It's been more than a decade since early adopters such as Telus Corp. began offering remote working options. Yet, despite measured gains, such as lower overhead costs and employee turnover rates as well as higher employee satisfaction, some corporate managers in Canada still have difficulty trusting staff to work from home. At the same time, employees worry they will be considered less productive if not physically present in the office.
"If you've had the same managerial style for a long time it can be scary to change that up and learn to trust your employees when they're not around," said Brie Reynolds, the senior career specialist for FlexJobs. "Any manager that's interested in growing as a manager can do it, but it does require that shift."
According to a meta-analysis by Global Workplace Analytics, three-quarters of managers say they trust their employees, but one-third would still prefer to see them perform their duties in the office "just to be sure." Furthermore, a recent study by collaboration- and communication-technology provider Polycom Inc., found that 62 per cent of remote employees fear that their co-workers view them as less productive.

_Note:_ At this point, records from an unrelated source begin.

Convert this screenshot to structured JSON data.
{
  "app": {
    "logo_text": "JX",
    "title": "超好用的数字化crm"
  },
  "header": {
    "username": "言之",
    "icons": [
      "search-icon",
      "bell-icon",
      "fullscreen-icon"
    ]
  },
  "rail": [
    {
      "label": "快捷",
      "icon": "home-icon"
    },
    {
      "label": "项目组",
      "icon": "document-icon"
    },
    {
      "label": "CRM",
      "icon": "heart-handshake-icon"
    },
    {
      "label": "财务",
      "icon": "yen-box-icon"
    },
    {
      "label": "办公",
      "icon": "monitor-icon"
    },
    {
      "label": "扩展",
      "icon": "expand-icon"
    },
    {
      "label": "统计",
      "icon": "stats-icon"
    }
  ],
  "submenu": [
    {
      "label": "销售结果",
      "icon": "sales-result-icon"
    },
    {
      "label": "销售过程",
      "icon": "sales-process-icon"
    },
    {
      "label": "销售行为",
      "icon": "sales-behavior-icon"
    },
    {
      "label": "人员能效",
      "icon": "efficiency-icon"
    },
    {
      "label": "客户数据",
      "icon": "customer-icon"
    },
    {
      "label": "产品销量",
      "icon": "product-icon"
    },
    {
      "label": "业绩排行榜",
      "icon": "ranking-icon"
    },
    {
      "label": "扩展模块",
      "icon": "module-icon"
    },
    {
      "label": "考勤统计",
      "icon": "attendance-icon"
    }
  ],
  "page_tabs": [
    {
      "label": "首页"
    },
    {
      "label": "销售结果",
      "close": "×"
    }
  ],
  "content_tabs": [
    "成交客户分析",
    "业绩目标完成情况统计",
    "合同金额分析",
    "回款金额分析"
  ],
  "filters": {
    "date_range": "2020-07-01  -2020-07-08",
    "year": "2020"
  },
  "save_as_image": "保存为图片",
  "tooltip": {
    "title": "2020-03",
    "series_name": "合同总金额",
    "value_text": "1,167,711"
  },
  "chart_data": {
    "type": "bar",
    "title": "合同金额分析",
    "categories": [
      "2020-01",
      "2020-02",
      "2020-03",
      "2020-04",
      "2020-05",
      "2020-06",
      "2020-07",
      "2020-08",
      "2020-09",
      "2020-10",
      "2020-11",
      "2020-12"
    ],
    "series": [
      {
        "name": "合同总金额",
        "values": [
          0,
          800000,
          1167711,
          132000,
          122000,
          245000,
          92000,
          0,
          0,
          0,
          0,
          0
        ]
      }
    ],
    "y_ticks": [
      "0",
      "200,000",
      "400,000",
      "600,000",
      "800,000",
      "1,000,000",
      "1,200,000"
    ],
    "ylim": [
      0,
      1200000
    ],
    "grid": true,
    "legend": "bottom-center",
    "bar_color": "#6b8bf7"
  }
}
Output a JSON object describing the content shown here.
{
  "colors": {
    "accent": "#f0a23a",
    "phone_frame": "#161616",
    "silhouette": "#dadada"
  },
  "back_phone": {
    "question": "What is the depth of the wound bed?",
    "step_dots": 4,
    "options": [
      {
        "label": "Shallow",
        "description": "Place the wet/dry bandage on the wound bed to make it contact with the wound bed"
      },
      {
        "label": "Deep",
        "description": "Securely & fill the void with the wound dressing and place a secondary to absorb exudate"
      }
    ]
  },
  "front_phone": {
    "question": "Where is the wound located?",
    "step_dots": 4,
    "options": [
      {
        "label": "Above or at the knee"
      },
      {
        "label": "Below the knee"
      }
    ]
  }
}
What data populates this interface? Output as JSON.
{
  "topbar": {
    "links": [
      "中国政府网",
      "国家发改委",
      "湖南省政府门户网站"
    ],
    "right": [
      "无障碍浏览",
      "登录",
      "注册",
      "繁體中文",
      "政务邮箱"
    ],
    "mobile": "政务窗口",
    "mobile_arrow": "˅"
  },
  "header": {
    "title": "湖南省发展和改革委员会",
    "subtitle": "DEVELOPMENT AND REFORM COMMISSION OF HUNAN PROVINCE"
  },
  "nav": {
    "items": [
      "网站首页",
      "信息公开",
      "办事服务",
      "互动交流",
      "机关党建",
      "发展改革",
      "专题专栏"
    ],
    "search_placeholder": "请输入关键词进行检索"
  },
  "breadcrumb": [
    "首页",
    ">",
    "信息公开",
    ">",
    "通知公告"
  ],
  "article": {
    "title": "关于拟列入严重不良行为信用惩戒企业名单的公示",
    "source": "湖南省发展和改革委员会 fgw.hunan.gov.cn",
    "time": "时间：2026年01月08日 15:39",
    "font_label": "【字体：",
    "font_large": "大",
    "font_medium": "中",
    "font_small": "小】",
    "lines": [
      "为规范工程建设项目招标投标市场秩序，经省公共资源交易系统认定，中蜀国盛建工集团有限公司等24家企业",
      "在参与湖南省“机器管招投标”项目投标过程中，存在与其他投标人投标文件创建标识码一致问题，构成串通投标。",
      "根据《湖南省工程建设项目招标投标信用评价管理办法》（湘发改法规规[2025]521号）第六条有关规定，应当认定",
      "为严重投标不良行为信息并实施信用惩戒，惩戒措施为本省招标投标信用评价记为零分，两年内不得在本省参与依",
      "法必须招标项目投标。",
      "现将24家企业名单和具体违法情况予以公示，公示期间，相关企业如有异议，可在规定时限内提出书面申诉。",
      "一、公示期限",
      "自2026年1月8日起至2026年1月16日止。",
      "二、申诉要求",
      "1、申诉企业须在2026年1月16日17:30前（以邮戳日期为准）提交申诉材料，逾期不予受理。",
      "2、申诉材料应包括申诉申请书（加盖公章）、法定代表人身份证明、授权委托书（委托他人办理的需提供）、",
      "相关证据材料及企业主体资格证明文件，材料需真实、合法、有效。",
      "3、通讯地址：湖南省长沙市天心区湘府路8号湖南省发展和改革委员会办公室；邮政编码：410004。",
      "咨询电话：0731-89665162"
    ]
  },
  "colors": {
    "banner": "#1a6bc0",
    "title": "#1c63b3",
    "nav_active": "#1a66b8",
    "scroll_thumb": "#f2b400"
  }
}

"The new way of working is really focusing more on output, and I think if an employer can focus on that versus amount of time and location of work, it works to their benefit, because employees are more productive when they have that flexibility," said Jim Kruger, Polycom's chief marketing officer.
Though Telus had no formal company-wide remote working policy before 2006, individual departments and managers had already been allowing their teams to work from home part-time as a perk well before then. "This was when mobile technologies were just starting to kick off, and I would say that our overall office occupancy was sitting around 50 or 60 per cent," said Geoff de Bruijn, the company's vice-president of corporate services and sustainability.
This realization prompted Telus to create the Work Styles program, which provides flexible working options for most staff. The company's 26,000 Canadian employees however, need to earn the right to work remotely, and about 70 per cent of those eligible take advantage.
The program recognizes that not everyone is able to be just as effective while working from home, and that it should be considered an earned privilege rather than an automatic employee right. Mr. de Bruijn explains that if staff members have a history of productivity or performance issues in the office, then they are less likely to be given the opportunity to work independently. "Team members who are scoring really low on the performance reviews are a red flag, and they might not be the right fit for this program," he said.
The company's internal surveys have found that 92 per cent of staff believe the program has been successful for them as individuals, 90 per cent said it factors into their decisions to remain with the company, and 98 per cent said it improves their perception of the company. Through their annual staff surveys, Telus also found that a majority of those who take advantage of the Work Styles program evaluate themselves as more productive while working from home, while a majority of managers score their employees' remote performance as about equal to in-office performance.
Similarly, a survey of 1,700 full-time North American employees by Softchoice, an IT services provider, found that 62 per cent of employees feel they're more productive while working outside the office, and at least 70 per cent would switch employers in order to do so more often.
In a 2016 survey of 300 Canadian IT decision makers by Citrix and Leger, 67 per cent of respondents indicated that increased mobility improves worker productivity.
But not everyone is able to be just as effective while working from home.
Mr. Kruger of Polycom explains that for certain roles it's much easier for managers to switch from location-based assessment to results-based assessments. Sales staff members, for example, are often given specific targets that they either hit or miss.
"For the traditional functions that isn't always the case – it's not black or white – so it comes down to making sure that as a manager you set the right objectives and expectations for output," he said. "If an employee is meeting or exceeding those, the employer shouldn't care if they took a couple hours to take their child to soccer practice in between."
The solution may come from finding a balance between remote and in-office work. According to a Gallup study, workers experience the greatest productive gains when they spend 60 to 80 per cent of their time working offsite, and the remainder working from the office.
"You don't have to have everyone working from home all the time," said Ms. Reynolds of FlexJobs. "From an employer's perspective, consider what are the most important things that people are doing in an office, things that they can't do from home."
Ms. Reynolds adds that some employers may prefer to have a designated day or two in which every staff member is present in order to host company-wide meetings in person. Others might find more significant overhead savings by ensuring no more than half of their staff is present in the office at the same time while others may see the benefit in allowing individuals to determine the schedule that works best for their unique situation.
Whichever policy they choose, however, Ms. Reynolds believes the trust gap should no longer be an acceptable barrier to providing staff with remote working options, she says.
"If you're hiring the best people for the position, you should also be hiring people you can trust," she said. "If you can trust your people than you should trust them to work remotely as well as they work in the office."